**EXERCISE AIM**
Retyping all the entries exactly is the whole task.

___ SUPPLIED ENTRIES ___

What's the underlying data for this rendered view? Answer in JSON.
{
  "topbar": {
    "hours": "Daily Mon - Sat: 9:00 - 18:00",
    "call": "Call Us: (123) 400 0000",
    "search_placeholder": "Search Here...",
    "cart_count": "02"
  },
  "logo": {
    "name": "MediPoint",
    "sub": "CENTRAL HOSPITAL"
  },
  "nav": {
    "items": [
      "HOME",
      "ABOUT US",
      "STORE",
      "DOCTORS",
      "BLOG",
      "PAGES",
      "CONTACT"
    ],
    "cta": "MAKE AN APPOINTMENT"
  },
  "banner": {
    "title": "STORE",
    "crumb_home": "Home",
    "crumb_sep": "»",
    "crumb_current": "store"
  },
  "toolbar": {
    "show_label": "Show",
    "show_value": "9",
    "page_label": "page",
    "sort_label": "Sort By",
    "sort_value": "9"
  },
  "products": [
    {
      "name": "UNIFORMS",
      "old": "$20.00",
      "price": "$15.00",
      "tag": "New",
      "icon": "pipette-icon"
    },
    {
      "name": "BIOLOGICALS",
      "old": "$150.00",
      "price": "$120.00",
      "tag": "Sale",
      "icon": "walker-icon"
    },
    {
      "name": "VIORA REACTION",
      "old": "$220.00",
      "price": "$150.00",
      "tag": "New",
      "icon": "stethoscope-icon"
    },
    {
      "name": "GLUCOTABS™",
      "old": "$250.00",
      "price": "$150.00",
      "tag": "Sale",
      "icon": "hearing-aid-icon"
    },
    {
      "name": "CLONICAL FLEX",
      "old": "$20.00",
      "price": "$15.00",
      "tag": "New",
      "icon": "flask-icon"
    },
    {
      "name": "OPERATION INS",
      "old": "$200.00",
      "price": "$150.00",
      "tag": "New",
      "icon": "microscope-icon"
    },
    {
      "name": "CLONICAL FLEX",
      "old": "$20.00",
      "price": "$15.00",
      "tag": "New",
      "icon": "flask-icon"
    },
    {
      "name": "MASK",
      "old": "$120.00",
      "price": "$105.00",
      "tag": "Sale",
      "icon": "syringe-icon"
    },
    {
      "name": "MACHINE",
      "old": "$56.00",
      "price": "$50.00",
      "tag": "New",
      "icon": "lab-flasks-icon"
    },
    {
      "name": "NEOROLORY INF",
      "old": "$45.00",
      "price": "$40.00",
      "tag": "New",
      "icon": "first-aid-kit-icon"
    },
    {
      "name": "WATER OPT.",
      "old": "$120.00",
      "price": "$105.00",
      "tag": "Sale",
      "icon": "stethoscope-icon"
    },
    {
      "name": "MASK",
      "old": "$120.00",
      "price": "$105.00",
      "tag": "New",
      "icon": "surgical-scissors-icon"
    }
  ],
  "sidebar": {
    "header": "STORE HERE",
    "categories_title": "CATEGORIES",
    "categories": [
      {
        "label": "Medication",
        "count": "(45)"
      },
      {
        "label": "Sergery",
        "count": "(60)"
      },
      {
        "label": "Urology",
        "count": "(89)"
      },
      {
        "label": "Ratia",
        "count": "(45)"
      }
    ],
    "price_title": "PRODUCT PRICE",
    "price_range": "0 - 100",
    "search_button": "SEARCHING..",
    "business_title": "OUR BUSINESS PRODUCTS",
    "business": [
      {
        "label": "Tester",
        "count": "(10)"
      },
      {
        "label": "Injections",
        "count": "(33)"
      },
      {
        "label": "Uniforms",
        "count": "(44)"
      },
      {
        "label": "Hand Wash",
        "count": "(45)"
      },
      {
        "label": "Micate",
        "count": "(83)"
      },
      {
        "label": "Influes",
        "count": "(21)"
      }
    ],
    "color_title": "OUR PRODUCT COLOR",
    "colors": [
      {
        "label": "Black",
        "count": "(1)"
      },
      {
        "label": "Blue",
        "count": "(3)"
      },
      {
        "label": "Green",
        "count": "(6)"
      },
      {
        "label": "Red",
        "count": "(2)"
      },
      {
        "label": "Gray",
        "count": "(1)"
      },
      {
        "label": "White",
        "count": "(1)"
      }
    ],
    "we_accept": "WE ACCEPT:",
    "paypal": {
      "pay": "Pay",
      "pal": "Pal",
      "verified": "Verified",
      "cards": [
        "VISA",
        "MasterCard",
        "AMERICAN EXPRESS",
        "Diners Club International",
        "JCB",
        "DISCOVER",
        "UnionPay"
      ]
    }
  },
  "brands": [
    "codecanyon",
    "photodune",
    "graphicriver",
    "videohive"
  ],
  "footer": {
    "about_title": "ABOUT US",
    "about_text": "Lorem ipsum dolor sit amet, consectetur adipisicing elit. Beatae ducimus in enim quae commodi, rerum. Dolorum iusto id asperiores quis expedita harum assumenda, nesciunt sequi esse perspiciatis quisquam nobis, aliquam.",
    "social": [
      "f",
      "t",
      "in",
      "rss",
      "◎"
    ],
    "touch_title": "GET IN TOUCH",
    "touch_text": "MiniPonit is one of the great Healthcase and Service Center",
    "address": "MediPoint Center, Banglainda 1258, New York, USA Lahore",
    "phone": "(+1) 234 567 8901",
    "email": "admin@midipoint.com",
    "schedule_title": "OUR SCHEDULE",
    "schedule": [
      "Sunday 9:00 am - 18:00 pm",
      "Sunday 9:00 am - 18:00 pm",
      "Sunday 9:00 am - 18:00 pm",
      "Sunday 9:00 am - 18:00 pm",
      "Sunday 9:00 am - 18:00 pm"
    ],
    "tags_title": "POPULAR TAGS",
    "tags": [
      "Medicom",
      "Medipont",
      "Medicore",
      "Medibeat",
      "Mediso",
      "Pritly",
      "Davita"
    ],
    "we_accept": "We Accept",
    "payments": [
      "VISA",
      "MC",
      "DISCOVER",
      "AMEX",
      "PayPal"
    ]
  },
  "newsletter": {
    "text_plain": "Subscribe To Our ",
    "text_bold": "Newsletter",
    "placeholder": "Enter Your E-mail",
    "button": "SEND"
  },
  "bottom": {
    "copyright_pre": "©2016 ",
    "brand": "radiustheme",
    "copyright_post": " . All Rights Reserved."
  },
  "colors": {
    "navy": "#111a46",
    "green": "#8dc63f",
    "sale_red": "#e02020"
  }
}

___

**TASK SOLUTION**
What's the underlying data for this rendered view? Answer in JSON.
{
  "topbar": {
    "hours": "Daily Mon - Sat: 9:00 - 18:00",
    "call": "Call Us: (123) 400 0000",
    "search_placeholder": "Search Here...",
    "cart_count": "02"
  },
  "logo": {
    "name": "MediPoint",
    "sub": "CENTRAL HOSPITAL"
  },
  "nav": {
    "items": [
      "HOME",
      "ABOUT US",
      "STORE",
      "DOCTORS",
      "BLOG",
      "PAGES",
      "CONTACT"
    ],
    "cta": "MAKE AN APPOINTMENT"
  },
  "banner": {
    "title": "STORE",
    "crumb_home": "Home",
    "crumb_sep": "»",
    "crumb_current": "store"
  },
  "toolbar": {
    "show_label": "Show",
    "show_value": "9",
    "page_label": "page",
    "sort_label": "Sort By",
    "sort_value": "9"
  },
  "products": [
    {
      "name": "UNIFORMS",
      "old": "$20.00",
      "price": "$15.00",
      "tag": "New",
      "icon": "pipette-icon"
    },
    {
      "name": "BIOLOGICALS",
      "old": "$150.00",
      "price": "$120.00",
      "tag": "Sale",
      "icon": "walker-icon"
    },
    {
      "name": "VIORA REACTION",
      "old": "$220.00",
      "price": "$150.00",
      "tag": "New",
      "icon": "stethoscope-icon"
    },
    {
      "name": "GLUCOTABS™",
      "old": "$250.00",
      "price": "$150.00",
      "tag": "Sale",
      "icon": "hearing-aid-icon"
    },
    {
      "name": "CLONICAL FLEX",
      "old": "$20.00",
      "price": "$15.00",
      "tag": "New",
      "icon": "flask-icon"
    },
    {
      "name": "OPERATION INS",
      "old": "$200.00",
      "price": "$150.00",
      "tag": "New",
      "icon": "microscope-icon"
    },
    {
      "name": "CLONICAL FLEX",
      "old": "$20.00",
      "price": "$15.00",
      "tag": "New",
      "icon": "flask-icon"
    },
    {
      "name": "MASK",
      "old": "$120.00",
      "price": "$105.00",
      "tag": "Sale",
      "icon": "syringe-icon"
    },
    {
      "name": "MACHINE",
      "old": "$56.00",
      "price": "$50.00",
      "tag": "New",
      "icon": "lab-flasks-icon"
    },
    {
      "name": "NEOROLORY INF",
      "old": "$45.00",
      "price": "$40.00",
      "tag": "New",
      "icon": "first-aid-kit-icon"
    },
    {
      "name": "WATER OPT.",
      "old": "$120.00",
      "price": "$105.00",
      "tag": "Sale",
      "icon": "stethoscope-icon"
    },
    {
      "name": "MASK",
      "old": "$120.00",
      "price": "$105.00",
      "tag": "New",
      "icon": "surgical-scissors-icon"
    }
  ],
  "sidebar": {
    "header": "STORE HERE",
    "categories_title": "CATEGORIES",
    "categories": [
      {
        "label": "Medication",
        "count": "(45)"
      },
      {
        "label": "Sergery",
        "count": "(60)"
      },
      {
        "label": "Urology",
        "count": "(89)"
      },
      {
        "label": "Ratia",
        "count": "(45)"
      }
    ],
    "price_title": "PRODUCT PRICE",
    "price_range": "0 - 100",
    "search_button": "SEARCHING..",
    "business_title": "OUR BUSINESS PRODUCTS",
    "business": [
      {
        "label": "Tester",
        "count": "(10)"
      },
      {
        "label": "Injections",
        "count": "(33)"
      },
      {
        "label": "Uniforms",
        "count": "(44)"
      },
      {
        "label": "Hand Wash",
        "count": "(45)"
      },
      {
        "label": "Micate",
        "count": "(83)"
      },
      {
        "label": "Influes",
        "count": "(21)"
      }
    ],
    "color_title": "OUR PRODUCT COLOR",
    "colors": [
      {
        "label": "Black",
        "count": "(1)"
      },
      {
        "label": "Blue",
        "count": "(3)"
      },
      {
        "label": "Green",
        "count": "(6)"
      },
      {
        "label": "Red",
        "count": "(2)"
      },
      {
        "label": "Gray",
        "count": "(1)"
      },
      {
        "label": "White",
        "count": "(1)"
      }
    ],
    "we_accept": "WE ACCEPT:",
    "paypal": {
      "pay": "Pay",
      "pal": "Pal",
      "verified": "Verified",
      "cards": [
        "VISA",
        "MasterCard",
        "AMERICAN EXPRESS",
        "Diners Club International",
        "JCB",
        "DISCOVER",
        "UnionPay"
      ]
    }
  },
  "brands": [
    "codecanyon",
    "photodune",
    "graphicriver",
    "videohive"
  ],
  "footer": {
    "about_title": "ABOUT US",
    "about_text": "Lorem ipsum dolor sit amet, consectetur adipisicing elit. Beatae ducimus in enim quae commodi, rerum. Dolorum iusto id asperiores quis expedita harum assumenda, nesciunt sequi esse perspiciatis quisquam nobis, aliquam.",
    "social": [
      "f",
      "t",
      "in",
      "rss",
      "◎"
    ],
    "touch_title": "GET IN TOUCH",
    "touch_text": "MiniPonit is one of the great Healthcase and Service Center",
    "address": "MediPoint Center, Banglainda 1258, New York, USA Lahore",
    "phone": "(+1) 234 567 8901",
    "email": "admin@midipoint.com",
    "schedule_title": "OUR SCHEDULE",
    "schedule": [
      "Sunday 9:00 am - 18:00 pm",
      "Sunday 9:00 am - 18:00 pm",
      "Sunday 9:00 am - 18:00 pm",
      "Sunday 9:00 am - 18:00 pm",
      "Sunday 9:00 am - 18:00 pm"
    ],
    "tags_title": "POPULAR TAGS",
    "tags": [
      "Medicom",
      "Medipont",
      "Medicore",
      "Medibeat",
      "Mediso",
      "Pritly",
      "Davita"
    ],
    "we_accept": "We Accept",
    "payments": [
      "VISA",
      "MC",
      "DISCOVER",
      "AMEX",
      "PayPal"
    ]
  },
  "newsletter": {
    "text_plain": "Subscribe To Our ",
    "text_bold": "Newsletter",
    "placeholder": "Enter Your E-mail",
    "button": "SEND"
  },
  "bottom": {
    "copyright_pre": "©2016 ",
    "brand": "radiustheme",
    "copyright_post": " . All Rights Reserved."
  },
  "colors": {
    "navy": "#111a46",
    "green": "#8dc63f",
    "sale_red": "#e02020"
  }
}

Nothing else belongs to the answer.